The group of 16-seeds aren’t particularly strong this season, so it’s tough to get too excited about the possibility of a one-seed losing its first game. (The best chance for it will easily be NC Central against Kansas should it happen.) But if a 16-seed is really, truly serious about beating a one-seed, it should look to Ty Lawson for a tool to use in its mission.
You may recall Lawson’s move in a game against Denver on February 24.
There is a special time in a basketball game — after a made basket — where the clock is moving yet the shot clock is not. It’s sort of like the transit area of airport. You’re still playing the game, but you’re not governed by its laws. And any massive underdog should leverage this situation.
So listen up, 16-seeds. When the one-seed makes a basket, don’t be in such a hurry to inbounds the basketball. And when you do, take the approach of Anthony Tolliver in the above clip and just drop the ball in play. If you’re the point guard, take your time picking it up. Don’t be obvious about it at first. Kill three seconds here, five seconds there, maybe seven seconds another time. You don’t want the opponent to change its strategy. All it really has to do is keep someone in the back court to stop this from happening.
But then, if you happen to be in the game with ten minutes left, say down by five or eight points, be totally belligerent about it. Make the opposing team force you to pick up the ball every single time. At some point there’s the potential to make a mockery of the game, but do you want to win or not?

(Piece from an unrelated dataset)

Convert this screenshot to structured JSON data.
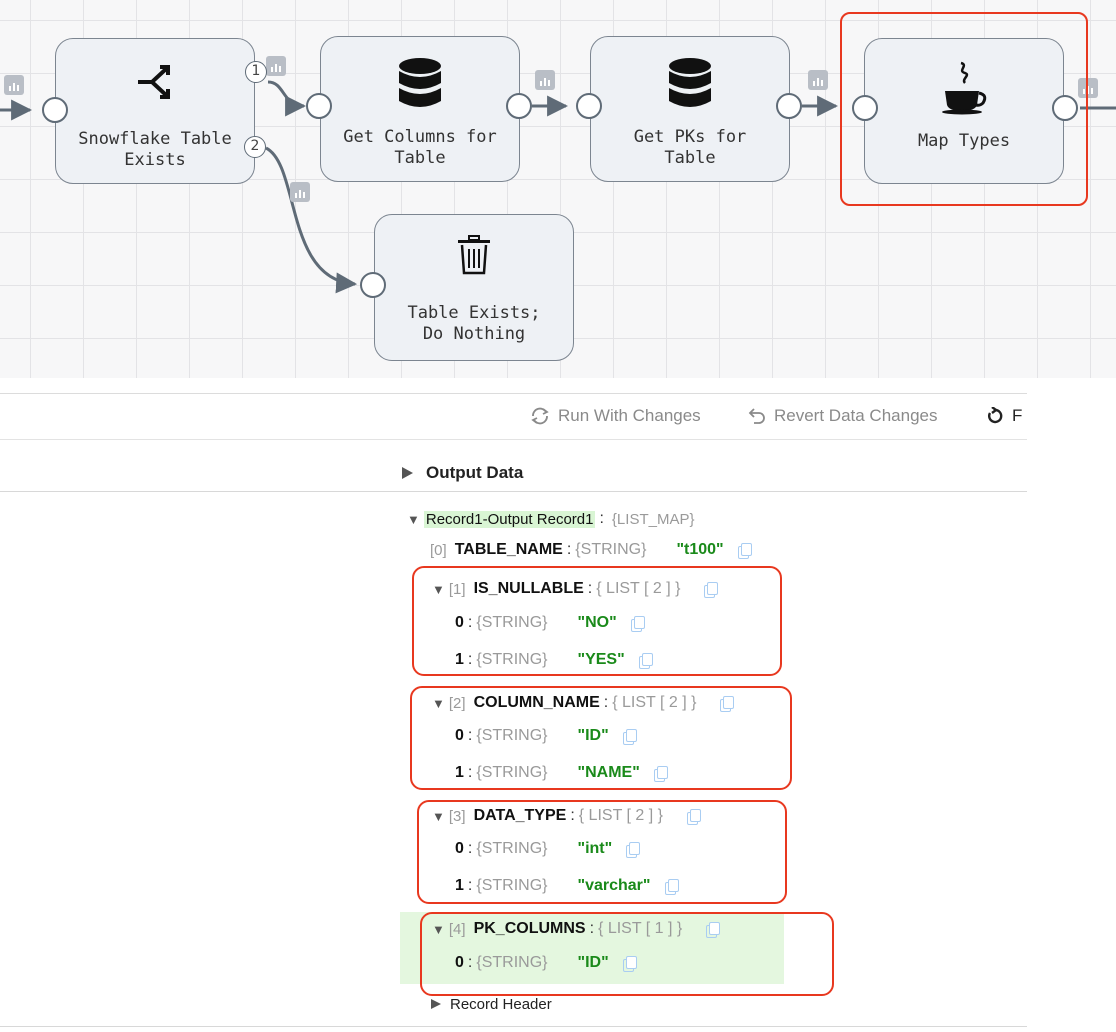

Before the shot clock, stalling made a mockery of the game. But eventually enough coaches decided they wanted to win and it became a regular tactic.
Well, there is still a chance to stall, so if you really want to make history, you might as well take advantage of this opportunity. Someday, this gap in the rules will be fixed just as the shot clock reluctantly became a thing. But not until a team exploits the glitch to its fullest advantage. And that team will be remembered forever.